This isn’t what you might expect from Grainger, at least if you only know Percy for his jaunty arrangements of sea shanties that are played at the Last Night of the Proms.
There’s a little bit of said jauntiness towards the end but mostly the sound reflects Grainger’s fondness for folk songs and early music.
Grainger called the saxophone “the world’s finest wind-tone tool” and liked the fact that the sax family range echoes that of the human voice. He said it could replicate any polyphonic vocal works from the 13th century up to and including Bach — an arrangement of the latter’s Prelude and Fugue No5 appears on this CD.
The initial reaction is that it doesn’t sound like a saxophone album. Grainger was correct in comparing the instrument’s sound to the human voice and the overall sound is a quirky one, half early vocal music and half some initially undefined wind instrument, though it can also sound like a church organ.
In places there’s a feel of that old Hovis advert, too: it’s a very comforting sound, a bit like the section of Dvorák’s New World Symphony played by brass that proved so evocative of a by-gone age in the breadmaker’s famous advert.

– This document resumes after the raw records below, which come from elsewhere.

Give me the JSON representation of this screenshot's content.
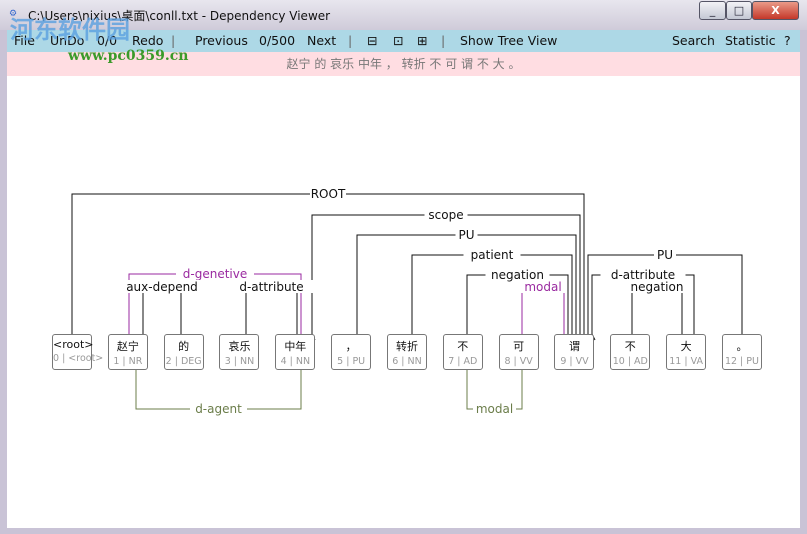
{
  "window": {
    "title": "C:\\Users\\nixius\\桌面\\conll.txt - Dependency Viewer",
    "controls": [
      "_",
      "□",
      "X"
    ]
  },
  "watermark": {
    "cn": "河东软件园",
    "url": "www.pc0359.cn"
  },
  "toolbar": {
    "file": "File",
    "undo": "UnDo",
    "undo_count": "0/0",
    "redo": "Redo",
    "previous": "Previous",
    "position": "0/500",
    "next": "Next",
    "zoom_out": "⊟",
    "zoom_reset": "⊡",
    "zoom_in": "⊞",
    "show_tree": "Show Tree View",
    "search": "Search",
    "statistic": "Statistic",
    "help": "?"
  },
  "sentence": "赵宁 的 哀乐 中年 ， 转折 不 可 谓 不 大 。",
  "colors": {
    "default": "#111111",
    "purple": "#9a2aa0",
    "olive": "#6b7d4a",
    "toolbar": "#add8e6",
    "sentence_bg": "#ffdde2"
  },
  "tokens": [
    {
      "word": "<root>",
      "tag": "0 | <root>"
    },
    {
      "word": "赵宁",
      "tag": "1 | NR"
    },
    {
      "word": "的",
      "tag": "2 | DEG"
    },
    {
      "word": "哀乐",
      "tag": "3 | NN"
    },
    {
      "word": "中年",
      "tag": "4 | NN"
    },
    {
      "word": "，",
      "tag": "5 | PU"
    },
    {
      "word": "转折",
      "tag": "6 | NN"
    },
    {
      "word": "不",
      "tag": "7 | AD"
    },
    {
      "word": "可",
      "tag": "8 | VV"
    },
    {
      "word": "谓",
      "tag": "9 | VV"
    },
    {
      "word": "不",
      "tag": "10 | AD"
    },
    {
      "word": "大",
      "tag": "11 | VA"
    },
    {
      "word": "。",
      "tag": "12 | PU"
    }
  ],
  "arcs": [
    {
      "from": 9,
      "to": 0,
      "label": "ROOT",
      "color": "default",
      "side": "above"
    },
    {
      "from": 9,
      "to": 4,
      "label": "scope",
      "color": "default",
      "side": "above"
    },
    {
      "from": 9,
      "to": 5,
      "label": "PU",
      "color": "default",
      "side": "above"
    },
    {
      "from": 9,
      "to": 6,
      "label": "patient",
      "color": "default",
      "side": "above"
    },
    {
      "from": 9,
      "to": 7,
      "label": "negation",
      "color": "default",
      "side": "above"
    },
    {
      "from": 9,
      "to": 8,
      "label": "modal",
      "color": "purple",
      "side": "above"
    },
    {
      "from": 1,
      "to": 4,
      "label": "d-genetive",
      "color": "purple",
      "side": "above"
    },
    {
      "from": 2,
      "to": 1,
      "label": "aux-depend",
      "color": "default",
      "side": "above"
    },
    {
      "from": 3,
      "to": 4,
      "label": "d-attribute",
      "color": "default",
      "side": "above"
    },
    {
      "from": 12,
      "to": 9,
      "label": "PU",
      "color": "default",
      "side": "above"
    },
    {
      "from": 11,
      "to": 9,
      "label": "d-attribute",
      "color": "default",
      "side": "above"
    },
    {
      "from": 10,
      "to": 11,
      "label": "negation",
      "color": "default",
      "side": "above"
    },
    {
      "from": 1,
      "to": 4,
      "label": "d-agent",
      "color": "olive",
      "side": "below"
    },
    {
      "from": 8,
      "to": 7,
      "label": "modal",
      "color": "olive",
      "side": "below"
    }
  ]
}
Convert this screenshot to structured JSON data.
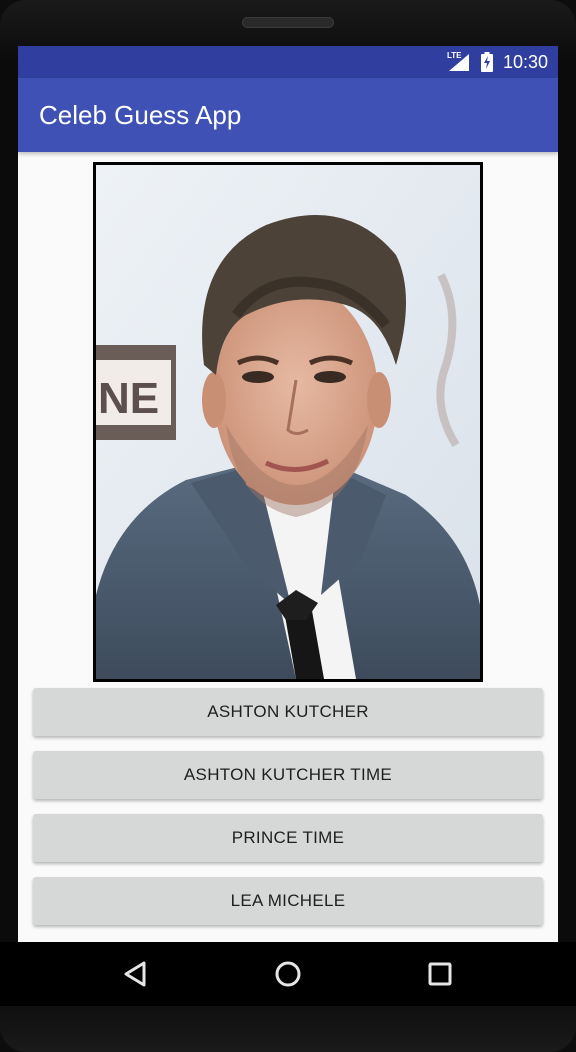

Half the CD is early polyphonic music from the medieval and Renaissance eras so it has that pleasing early music sound.
Grainger himself contributes two works, opening piece The Immovable Do and The Lonely Desert-Man Sees the Tents Of The Happy Tribes. His famous (and jaunty) arrangement of Lisbon also features.
American saxophonist Joyce Griggs, who directs the ensemble players, discovered the previously unknown manuscripts of Grainger’s, designed for saxophones, that feature on the CD. The players are J Michael Holmes, Phil Pierick, Jesse Dochnahl, Adam Hawthorne, Drew Whiting, Ben Kenis and Adrianne Honnold, with Casey Gene Dierlam on piano.
Out on Naxos, 8573228.